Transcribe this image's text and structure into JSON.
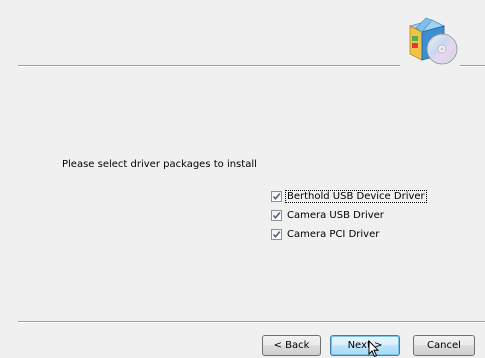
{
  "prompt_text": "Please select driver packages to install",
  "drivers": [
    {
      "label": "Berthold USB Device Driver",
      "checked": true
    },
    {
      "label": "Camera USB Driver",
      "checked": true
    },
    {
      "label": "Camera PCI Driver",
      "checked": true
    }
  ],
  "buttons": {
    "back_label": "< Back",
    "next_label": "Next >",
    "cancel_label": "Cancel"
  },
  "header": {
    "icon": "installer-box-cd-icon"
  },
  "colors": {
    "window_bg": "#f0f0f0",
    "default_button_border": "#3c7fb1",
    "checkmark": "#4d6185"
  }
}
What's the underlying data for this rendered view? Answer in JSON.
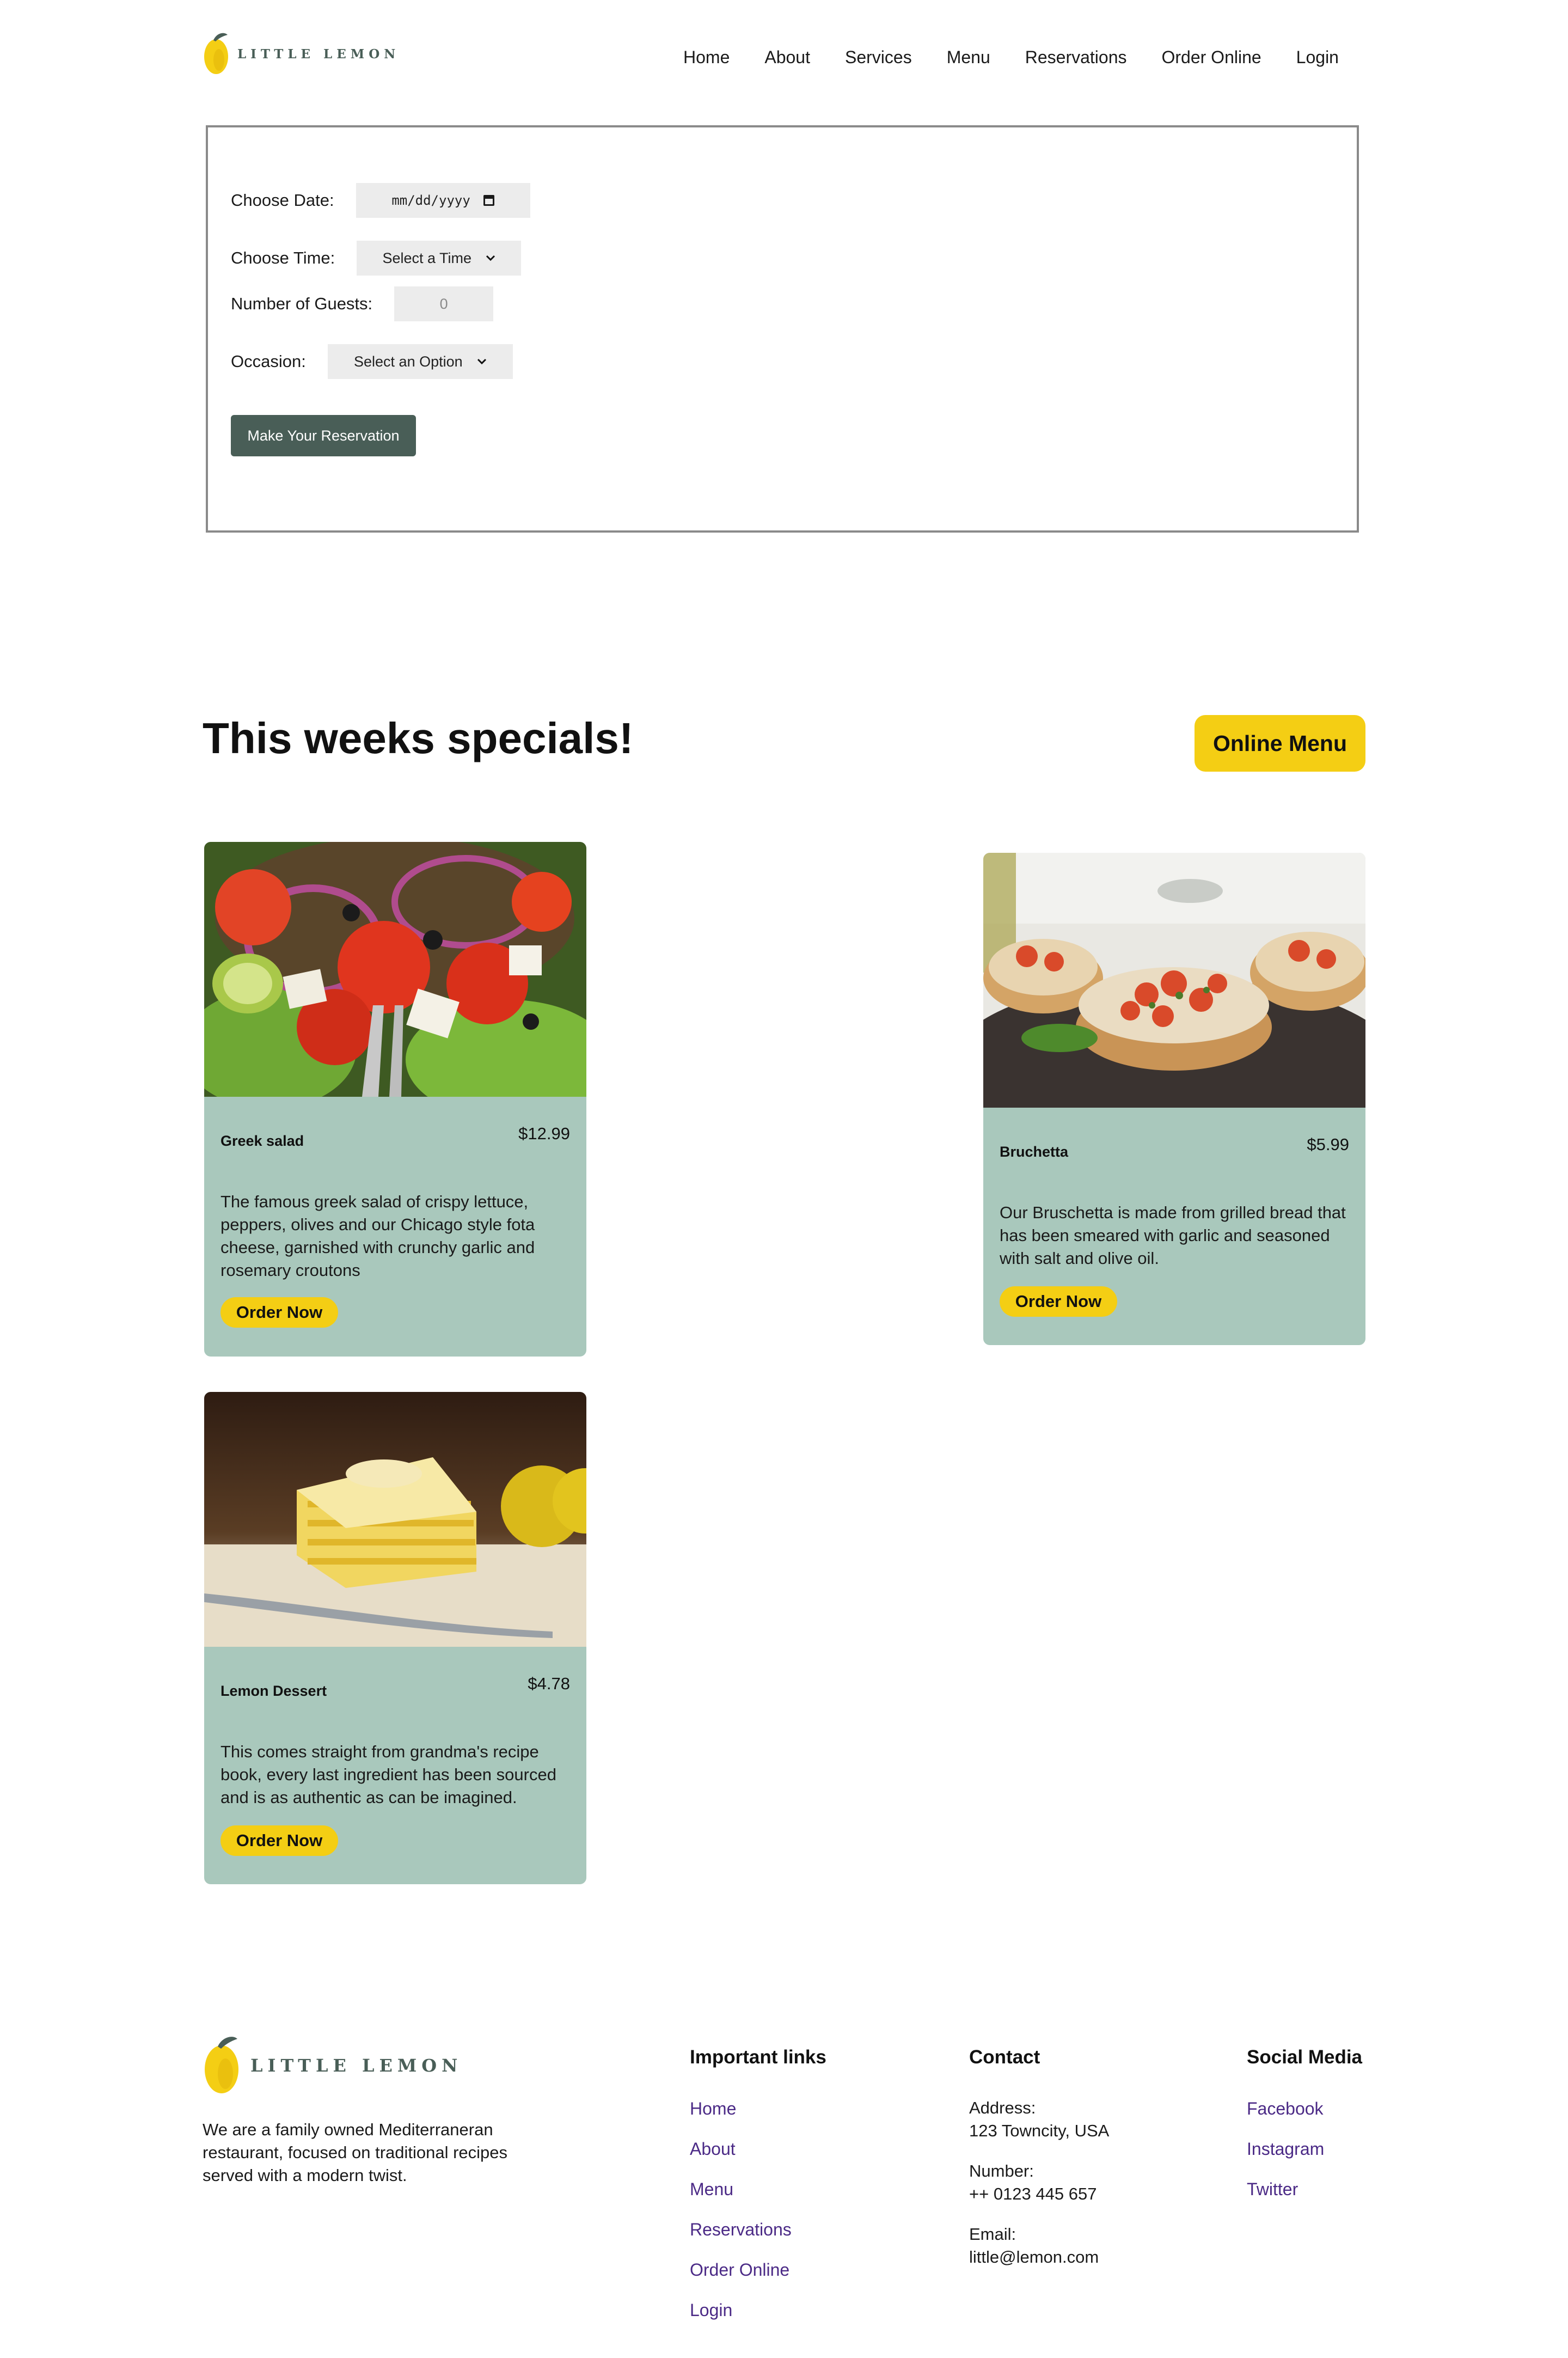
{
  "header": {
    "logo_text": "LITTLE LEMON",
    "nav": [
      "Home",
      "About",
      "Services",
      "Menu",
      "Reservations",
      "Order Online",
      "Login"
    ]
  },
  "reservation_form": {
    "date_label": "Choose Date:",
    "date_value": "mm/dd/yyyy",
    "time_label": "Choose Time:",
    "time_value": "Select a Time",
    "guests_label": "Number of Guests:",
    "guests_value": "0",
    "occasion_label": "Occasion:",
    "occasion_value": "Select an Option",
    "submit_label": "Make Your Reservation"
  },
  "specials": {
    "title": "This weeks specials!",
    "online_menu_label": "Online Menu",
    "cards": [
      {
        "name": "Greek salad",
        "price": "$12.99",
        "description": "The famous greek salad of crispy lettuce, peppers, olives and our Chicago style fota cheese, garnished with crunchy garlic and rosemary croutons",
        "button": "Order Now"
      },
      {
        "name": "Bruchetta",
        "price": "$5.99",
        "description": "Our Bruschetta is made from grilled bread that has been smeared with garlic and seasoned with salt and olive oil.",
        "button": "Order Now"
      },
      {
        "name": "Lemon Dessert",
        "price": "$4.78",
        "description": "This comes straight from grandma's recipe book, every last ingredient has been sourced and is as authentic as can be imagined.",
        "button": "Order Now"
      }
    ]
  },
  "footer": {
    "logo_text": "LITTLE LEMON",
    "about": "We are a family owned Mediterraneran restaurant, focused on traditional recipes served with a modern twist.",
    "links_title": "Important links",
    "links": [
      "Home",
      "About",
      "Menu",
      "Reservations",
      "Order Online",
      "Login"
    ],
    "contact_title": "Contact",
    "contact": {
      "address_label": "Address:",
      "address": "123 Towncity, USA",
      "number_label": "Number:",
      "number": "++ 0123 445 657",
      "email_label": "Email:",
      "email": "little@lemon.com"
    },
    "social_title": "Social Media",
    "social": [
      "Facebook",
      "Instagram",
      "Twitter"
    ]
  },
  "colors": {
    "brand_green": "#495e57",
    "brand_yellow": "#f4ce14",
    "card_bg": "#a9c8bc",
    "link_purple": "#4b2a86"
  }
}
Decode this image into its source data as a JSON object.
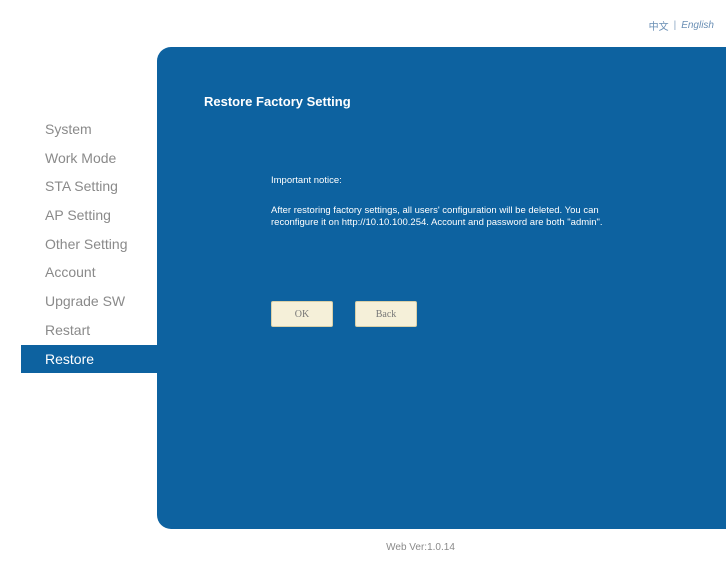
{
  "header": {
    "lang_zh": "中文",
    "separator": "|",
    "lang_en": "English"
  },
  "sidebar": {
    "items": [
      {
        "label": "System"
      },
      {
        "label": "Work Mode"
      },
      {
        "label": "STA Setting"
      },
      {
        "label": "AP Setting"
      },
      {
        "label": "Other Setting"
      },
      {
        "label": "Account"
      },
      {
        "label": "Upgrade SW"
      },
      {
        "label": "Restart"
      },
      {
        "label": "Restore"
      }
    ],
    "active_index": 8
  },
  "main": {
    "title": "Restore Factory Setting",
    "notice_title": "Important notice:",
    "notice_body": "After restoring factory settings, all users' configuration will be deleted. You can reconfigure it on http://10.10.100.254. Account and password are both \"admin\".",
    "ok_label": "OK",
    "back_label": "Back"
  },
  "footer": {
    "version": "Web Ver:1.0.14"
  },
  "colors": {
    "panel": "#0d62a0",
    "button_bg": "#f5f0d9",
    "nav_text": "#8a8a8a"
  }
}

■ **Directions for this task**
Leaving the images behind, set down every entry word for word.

■ **Expected answer**
Transcribe this image's text and structure into JSON.
{
  "prompt_text": "Please select driver packages to install",
  "drivers": [
    {
      "label": "Berthold USB Device Driver",
      "checked": true
    },
    {
      "label": "Camera USB Driver",
      "checked": true
    },
    {
      "label": "Camera PCI Driver",
      "checked": true
    }
  ],
  "buttons": {
    "back_label": "< Back",
    "next_label": "Next >",
    "cancel_label": "Cancel"
  },
  "header": {
    "icon": "installer-box-cd-icon"
  },
  "colors": {
    "window_bg": "#f0f0f0",
    "default_button_border": "#3c7fb1",
    "checkmark": "#4d6185"
  }
}
What's the underlying data for this rendered view? Answer in JSON.
{
  "header": {
    "logo_text": "LITTLE LEMON",
    "nav": [
      "Home",
      "About",
      "Services",
      "Menu",
      "Reservations",
      "Order Online",
      "Login"
    ]
  },
  "reservation_form": {
    "date_label": "Choose Date:",
    "date_value": "mm/dd/yyyy",
    "time_label": "Choose Time:",
    "time_value": "Select a Time",
    "guests_label": "Number of Guests:",
    "guests_value": "0",
    "occasion_label": "Occasion:",
    "occasion_value": "Select an Option",
    "submit_label": "Make Your Reservation"
  },
  "specials": {
    "title": "This weeks specials!",
    "online_menu_label": "Online Menu",
    "cards": [
      {
        "name": "Greek salad",
        "price": "$12.99",
        "description": "The famous greek salad of crispy lettuce, peppers, olives and our Chicago style fota cheese, garnished with crunchy garlic and rosemary croutons",
        "button": "Order Now"
      },
      {
        "name": "Bruchetta",
        "price": "$5.99",
        "description": "Our Bruschetta is made from grilled bread that has been smeared with garlic and seasoned with salt and olive oil.",
        "button": "Order Now"
      },
      {
        "name": "Lemon Dessert",
        "price": "$4.78",
        "description": "This comes straight from grandma's recipe book, every last ingredient has been sourced and is as authentic as can be imagined.",
        "button": "Order Now"
      }
    ]
  },
  "footer": {
    "logo_text": "LITTLE LEMON",
    "about": "We are a family owned Mediterraneran restaurant, focused on traditional recipes served with a modern twist.",
    "links_title": "Important links",
    "links": [
      "Home",
      "About",
      "Menu",
      "Reservations",
      "Order Online",
      "Login"
    ],
    "contact_title": "Contact",
    "contact": {
      "address_label": "Address:",
      "address": "123 Towncity, USA",
      "number_label": "Number:",
      "number": "++ 0123 445 657",
      "email_label": "Email:",
      "email": "little@lemon.com"
    },
    "social_title": "Social Media",
    "social": [
      "Facebook",
      "Instagram",
      "Twitter"
    ]
  },
  "colors": {
    "brand_green": "#495e57",
    "brand_yellow": "#f4ce14",
    "card_bg": "#a9c8bc",
    "link_purple": "#4b2a86"
  }
}
Decode this image into its source data as a JSON object.
{
  "header": {
    "lang_zh": "中文",
    "separator": "|",
    "lang_en": "English"
  },
  "sidebar": {
    "items": [
      {
        "label": "System"
      },
      {
        "label": "Work Mode"
      },
      {
        "label": "STA Setting"
      },
      {
        "label": "AP Setting"
      },
      {
        "label": "Other Setting"
      },
      {
        "label": "Account"
      },
      {
        "label": "Upgrade SW"
      },
      {
        "label": "Restart"
      },
      {
        "label": "Restore"
      }
    ],
    "active_index": 8
  },
  "main": {
    "title": "Restore Factory Setting",
    "notice_title": "Important notice:",
    "notice_body": "After restoring factory settings, all users' configuration will be deleted. You can reconfigure it on http://10.10.100.254. Account and password are both \"admin\".",
    "ok_label": "OK",
    "back_label": "Back"
  },
  "footer": {
    "version": "Web Ver:1.0.14"
  },
  "colors": {
    "panel": "#0d62a0",
    "button_bg": "#f5f0d9",
    "nav_text": "#8a8a8a"
  }
}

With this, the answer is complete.